**EXERCISE:** Within the listing below, tally the lines where the word "data" appears, and answer with nothing but the tally.

**GIVEN INFORMATION:**
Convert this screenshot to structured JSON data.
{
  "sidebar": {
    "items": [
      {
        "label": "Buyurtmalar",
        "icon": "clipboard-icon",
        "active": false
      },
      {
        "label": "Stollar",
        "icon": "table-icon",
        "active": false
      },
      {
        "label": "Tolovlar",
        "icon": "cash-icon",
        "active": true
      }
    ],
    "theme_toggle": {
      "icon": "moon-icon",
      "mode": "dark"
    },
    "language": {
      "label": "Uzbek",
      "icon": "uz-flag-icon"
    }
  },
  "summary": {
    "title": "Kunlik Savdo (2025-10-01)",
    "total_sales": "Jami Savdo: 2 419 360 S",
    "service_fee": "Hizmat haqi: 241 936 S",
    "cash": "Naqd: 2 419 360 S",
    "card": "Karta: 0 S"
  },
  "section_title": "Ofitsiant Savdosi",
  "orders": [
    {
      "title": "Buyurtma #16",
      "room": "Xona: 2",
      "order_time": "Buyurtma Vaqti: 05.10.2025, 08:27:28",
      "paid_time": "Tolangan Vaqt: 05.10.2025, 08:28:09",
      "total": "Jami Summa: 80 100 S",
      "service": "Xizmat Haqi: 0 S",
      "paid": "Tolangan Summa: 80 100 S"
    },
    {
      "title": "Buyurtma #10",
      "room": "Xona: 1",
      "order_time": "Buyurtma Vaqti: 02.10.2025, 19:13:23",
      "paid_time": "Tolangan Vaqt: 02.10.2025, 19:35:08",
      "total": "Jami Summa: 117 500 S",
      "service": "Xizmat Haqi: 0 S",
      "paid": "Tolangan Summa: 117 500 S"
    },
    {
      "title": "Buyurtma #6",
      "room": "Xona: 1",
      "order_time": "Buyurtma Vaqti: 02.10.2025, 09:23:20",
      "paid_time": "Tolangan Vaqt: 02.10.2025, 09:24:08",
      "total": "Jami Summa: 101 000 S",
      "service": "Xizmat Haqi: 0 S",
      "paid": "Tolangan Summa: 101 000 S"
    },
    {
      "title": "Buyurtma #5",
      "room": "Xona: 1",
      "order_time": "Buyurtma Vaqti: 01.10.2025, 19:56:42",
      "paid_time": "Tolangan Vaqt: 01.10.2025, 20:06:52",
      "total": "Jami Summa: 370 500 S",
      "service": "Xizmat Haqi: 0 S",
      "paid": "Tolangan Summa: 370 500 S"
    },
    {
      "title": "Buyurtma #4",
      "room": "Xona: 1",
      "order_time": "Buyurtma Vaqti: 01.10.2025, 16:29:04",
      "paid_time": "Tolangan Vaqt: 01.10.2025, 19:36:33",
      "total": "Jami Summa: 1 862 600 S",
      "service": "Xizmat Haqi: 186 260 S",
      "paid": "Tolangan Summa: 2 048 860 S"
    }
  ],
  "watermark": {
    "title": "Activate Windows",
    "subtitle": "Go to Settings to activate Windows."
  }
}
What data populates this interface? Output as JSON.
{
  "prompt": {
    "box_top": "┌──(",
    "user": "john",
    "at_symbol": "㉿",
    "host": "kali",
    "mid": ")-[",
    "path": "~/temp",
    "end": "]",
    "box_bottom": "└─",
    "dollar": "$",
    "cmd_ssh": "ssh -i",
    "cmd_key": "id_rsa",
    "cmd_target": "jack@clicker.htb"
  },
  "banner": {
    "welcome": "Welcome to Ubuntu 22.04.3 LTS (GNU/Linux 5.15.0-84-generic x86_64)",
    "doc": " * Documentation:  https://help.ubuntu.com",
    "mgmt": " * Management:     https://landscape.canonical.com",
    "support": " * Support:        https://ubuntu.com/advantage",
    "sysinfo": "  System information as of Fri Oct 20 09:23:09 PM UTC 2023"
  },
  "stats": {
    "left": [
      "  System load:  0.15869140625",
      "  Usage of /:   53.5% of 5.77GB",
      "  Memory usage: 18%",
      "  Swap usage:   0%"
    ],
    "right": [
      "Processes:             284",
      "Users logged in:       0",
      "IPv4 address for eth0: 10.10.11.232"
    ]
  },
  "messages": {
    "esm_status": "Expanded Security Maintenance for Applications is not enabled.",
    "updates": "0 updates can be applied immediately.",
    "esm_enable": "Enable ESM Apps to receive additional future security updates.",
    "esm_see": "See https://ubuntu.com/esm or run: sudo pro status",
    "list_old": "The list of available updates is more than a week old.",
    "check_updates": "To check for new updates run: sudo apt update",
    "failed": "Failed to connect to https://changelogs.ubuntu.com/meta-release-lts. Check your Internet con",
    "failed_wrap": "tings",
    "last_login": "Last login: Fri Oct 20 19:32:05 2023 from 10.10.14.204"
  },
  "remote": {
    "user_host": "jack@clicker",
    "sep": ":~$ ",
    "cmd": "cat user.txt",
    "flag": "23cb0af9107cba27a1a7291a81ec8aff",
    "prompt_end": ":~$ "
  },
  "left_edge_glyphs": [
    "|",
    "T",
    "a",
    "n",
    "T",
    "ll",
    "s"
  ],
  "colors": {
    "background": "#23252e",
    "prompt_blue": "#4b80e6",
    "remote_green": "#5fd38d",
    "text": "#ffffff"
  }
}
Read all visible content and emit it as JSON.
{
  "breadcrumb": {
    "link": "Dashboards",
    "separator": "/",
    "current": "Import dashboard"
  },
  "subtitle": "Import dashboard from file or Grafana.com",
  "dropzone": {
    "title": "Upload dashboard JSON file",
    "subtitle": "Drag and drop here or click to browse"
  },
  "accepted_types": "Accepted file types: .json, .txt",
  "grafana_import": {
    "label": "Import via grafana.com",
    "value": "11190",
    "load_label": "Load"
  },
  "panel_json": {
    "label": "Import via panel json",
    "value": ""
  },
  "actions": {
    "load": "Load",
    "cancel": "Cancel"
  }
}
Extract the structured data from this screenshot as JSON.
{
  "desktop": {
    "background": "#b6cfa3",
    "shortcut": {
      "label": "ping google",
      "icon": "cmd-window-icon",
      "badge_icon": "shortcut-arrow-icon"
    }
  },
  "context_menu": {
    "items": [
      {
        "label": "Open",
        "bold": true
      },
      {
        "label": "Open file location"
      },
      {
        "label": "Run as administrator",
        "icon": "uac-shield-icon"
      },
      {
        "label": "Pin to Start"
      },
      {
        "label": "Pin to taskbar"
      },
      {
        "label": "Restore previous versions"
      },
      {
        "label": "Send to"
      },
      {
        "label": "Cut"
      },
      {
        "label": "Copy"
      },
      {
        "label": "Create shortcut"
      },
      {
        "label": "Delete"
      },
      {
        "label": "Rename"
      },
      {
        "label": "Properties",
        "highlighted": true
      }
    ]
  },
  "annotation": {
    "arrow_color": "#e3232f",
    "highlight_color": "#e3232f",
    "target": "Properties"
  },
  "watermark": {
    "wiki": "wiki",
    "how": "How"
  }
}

**FINISHED TASK:** 3